Individuals who use proton pump inhibitors (PPIs) regularly may be at risk for decreased urinary citrate excretion, which is a known risk factor for kidney stone formation, investigators reported at Kidney Week 2020 Reimagined, a virtual meeting of the American Society of Nephrology.

Parth M. Patel, MD, and colleagues from the Loyola University Health System in Maywood, Illinois, examined 24-hour urinary collection results from 88 patients with nephrolithiasis taking PPIs and 213 not taking the drugs. Patients taking PPIs were significantly older (age 56 vs 51 years; P <.01) and significantly more likely to have conditions associated with metabolic syndrome, such as hypertension (57% vs 41%; P =.01), diabetes (37% vs 17%; P <.01), and dyslipidemia (51% vs 35%; P =.01).

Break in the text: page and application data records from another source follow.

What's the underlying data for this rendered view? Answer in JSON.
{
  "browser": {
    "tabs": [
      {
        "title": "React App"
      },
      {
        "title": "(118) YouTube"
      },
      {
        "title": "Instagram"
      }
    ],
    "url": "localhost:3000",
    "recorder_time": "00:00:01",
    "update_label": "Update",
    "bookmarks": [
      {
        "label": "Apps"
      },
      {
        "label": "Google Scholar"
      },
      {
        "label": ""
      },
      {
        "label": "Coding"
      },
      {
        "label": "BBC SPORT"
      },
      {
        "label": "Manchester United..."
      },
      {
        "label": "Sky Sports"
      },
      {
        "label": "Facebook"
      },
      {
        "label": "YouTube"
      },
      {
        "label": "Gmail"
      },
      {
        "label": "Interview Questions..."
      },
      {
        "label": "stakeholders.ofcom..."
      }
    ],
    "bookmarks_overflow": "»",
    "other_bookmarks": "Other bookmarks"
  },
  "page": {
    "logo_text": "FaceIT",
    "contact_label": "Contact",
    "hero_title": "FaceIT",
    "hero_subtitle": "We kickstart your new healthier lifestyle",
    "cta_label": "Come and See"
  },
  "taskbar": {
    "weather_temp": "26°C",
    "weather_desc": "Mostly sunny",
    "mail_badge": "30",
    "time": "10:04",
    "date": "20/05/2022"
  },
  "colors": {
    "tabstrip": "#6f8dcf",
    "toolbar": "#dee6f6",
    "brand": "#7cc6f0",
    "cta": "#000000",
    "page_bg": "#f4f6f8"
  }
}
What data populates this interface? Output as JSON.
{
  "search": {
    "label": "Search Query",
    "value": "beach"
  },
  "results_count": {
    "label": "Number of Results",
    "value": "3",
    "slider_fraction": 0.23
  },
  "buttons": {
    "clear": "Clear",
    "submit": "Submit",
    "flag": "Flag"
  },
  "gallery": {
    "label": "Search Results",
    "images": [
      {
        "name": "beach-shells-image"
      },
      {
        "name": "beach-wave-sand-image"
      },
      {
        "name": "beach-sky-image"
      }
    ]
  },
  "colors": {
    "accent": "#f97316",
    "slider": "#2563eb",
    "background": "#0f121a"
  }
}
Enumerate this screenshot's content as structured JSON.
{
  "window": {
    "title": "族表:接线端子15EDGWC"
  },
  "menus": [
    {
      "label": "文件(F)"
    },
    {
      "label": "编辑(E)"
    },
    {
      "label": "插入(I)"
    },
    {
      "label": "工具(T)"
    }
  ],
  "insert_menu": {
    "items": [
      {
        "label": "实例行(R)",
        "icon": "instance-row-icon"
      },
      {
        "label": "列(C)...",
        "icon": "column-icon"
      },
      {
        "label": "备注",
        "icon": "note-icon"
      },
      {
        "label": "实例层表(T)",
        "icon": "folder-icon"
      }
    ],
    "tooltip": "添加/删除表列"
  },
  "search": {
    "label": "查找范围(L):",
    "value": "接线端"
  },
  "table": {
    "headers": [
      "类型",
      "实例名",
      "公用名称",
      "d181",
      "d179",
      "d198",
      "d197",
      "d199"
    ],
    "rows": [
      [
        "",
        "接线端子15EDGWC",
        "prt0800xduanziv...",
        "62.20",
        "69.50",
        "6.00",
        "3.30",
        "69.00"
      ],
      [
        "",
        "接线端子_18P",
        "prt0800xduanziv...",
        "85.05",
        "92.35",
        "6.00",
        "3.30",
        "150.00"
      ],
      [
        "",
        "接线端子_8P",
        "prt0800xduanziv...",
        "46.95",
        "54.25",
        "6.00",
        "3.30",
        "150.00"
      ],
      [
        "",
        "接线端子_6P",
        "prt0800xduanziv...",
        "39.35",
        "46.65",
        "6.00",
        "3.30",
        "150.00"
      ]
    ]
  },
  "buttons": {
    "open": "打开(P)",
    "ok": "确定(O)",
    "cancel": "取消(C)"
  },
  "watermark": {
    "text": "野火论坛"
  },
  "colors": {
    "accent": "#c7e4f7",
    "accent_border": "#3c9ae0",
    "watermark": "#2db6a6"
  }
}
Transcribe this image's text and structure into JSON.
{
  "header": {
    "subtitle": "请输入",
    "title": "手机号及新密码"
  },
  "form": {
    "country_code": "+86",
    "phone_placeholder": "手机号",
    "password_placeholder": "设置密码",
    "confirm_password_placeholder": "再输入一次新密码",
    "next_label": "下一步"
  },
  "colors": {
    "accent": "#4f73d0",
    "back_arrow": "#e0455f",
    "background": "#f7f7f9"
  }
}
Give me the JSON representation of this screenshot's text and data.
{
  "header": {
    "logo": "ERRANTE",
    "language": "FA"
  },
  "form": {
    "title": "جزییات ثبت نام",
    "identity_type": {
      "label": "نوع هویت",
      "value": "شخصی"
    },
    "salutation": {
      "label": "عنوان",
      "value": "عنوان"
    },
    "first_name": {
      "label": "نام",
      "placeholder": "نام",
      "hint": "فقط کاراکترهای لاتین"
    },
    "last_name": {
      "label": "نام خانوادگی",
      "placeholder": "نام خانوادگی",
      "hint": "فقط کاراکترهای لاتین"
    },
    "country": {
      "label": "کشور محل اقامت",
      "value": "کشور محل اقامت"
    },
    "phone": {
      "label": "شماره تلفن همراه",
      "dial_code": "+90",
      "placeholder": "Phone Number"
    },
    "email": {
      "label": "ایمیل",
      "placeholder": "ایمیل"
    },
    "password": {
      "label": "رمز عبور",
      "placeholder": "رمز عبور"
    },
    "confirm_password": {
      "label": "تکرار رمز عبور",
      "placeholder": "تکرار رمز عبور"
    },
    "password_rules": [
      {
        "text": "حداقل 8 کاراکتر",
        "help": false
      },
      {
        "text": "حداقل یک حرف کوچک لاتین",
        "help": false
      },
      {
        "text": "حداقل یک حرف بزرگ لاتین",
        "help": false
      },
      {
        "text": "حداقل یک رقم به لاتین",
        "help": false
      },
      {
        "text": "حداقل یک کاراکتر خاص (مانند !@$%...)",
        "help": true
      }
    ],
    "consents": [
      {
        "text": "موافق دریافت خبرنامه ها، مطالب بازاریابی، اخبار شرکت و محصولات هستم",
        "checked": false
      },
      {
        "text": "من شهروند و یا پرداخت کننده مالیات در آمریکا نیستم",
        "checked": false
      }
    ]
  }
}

In a multivariable model, normotension, diabetes, high body mass index, and good renal function independently associated with higher urinary citrate. Dr Patel’s team found, however, that stone-forming patients taking PPIs had a significant 12% reduction in urinary citrate excretion (P =.04) even after adjustment. Despite previous research linking low serum magnesium to kidney stone formation, urinary magnesium excretion was not significantly lower among PPI users. The investigators observed no other differences in urinary composition between the groups.

Citrate is a strong tricarboxylic acid with pKa values of 2.9, 4.8, and 5.6, the investigators explained. Patients requiring PPIs tend to have poor diets, avoiding healthy foods such as high-citrate fruits. The alkalinization of the intestinal lumen induced by PPIs might decrease the amount of the divalent form of citrate and its intestinal absorption, and thereby decrease alkaline load and urinary citrate excretion.


Continue Reading

“The reduction in urinary citrate levels may be the mechanism behind the higher incidence of kidney stones in patients taking PPIs, though further studies are needed to definitively prove this,” Dr Patel said. “It may have clinical significance, particularly in patients with idiopathic hypocalciuria or other conditions associated with hypocitraturia such as genetic polymorphisms of the renal sodium-citrate transporter, chronic metabolic acidosis, use of carbonic anhydrase inhibitors, high animal protein diet intake, and incomplete distal renal tubular acidosis.”

Follow @Gastro_Advisor

Reference

Patel PM, Kandabarow A, Aiwerioghene E, et al. Proton-pump inhibitors are associated with decreased urinary citrate excretion. Presented at: Kidney Week 2020 Reimagined; October 19-25, 2020. Poster PO0410.

 

This article originally appeared on Renal and Urology News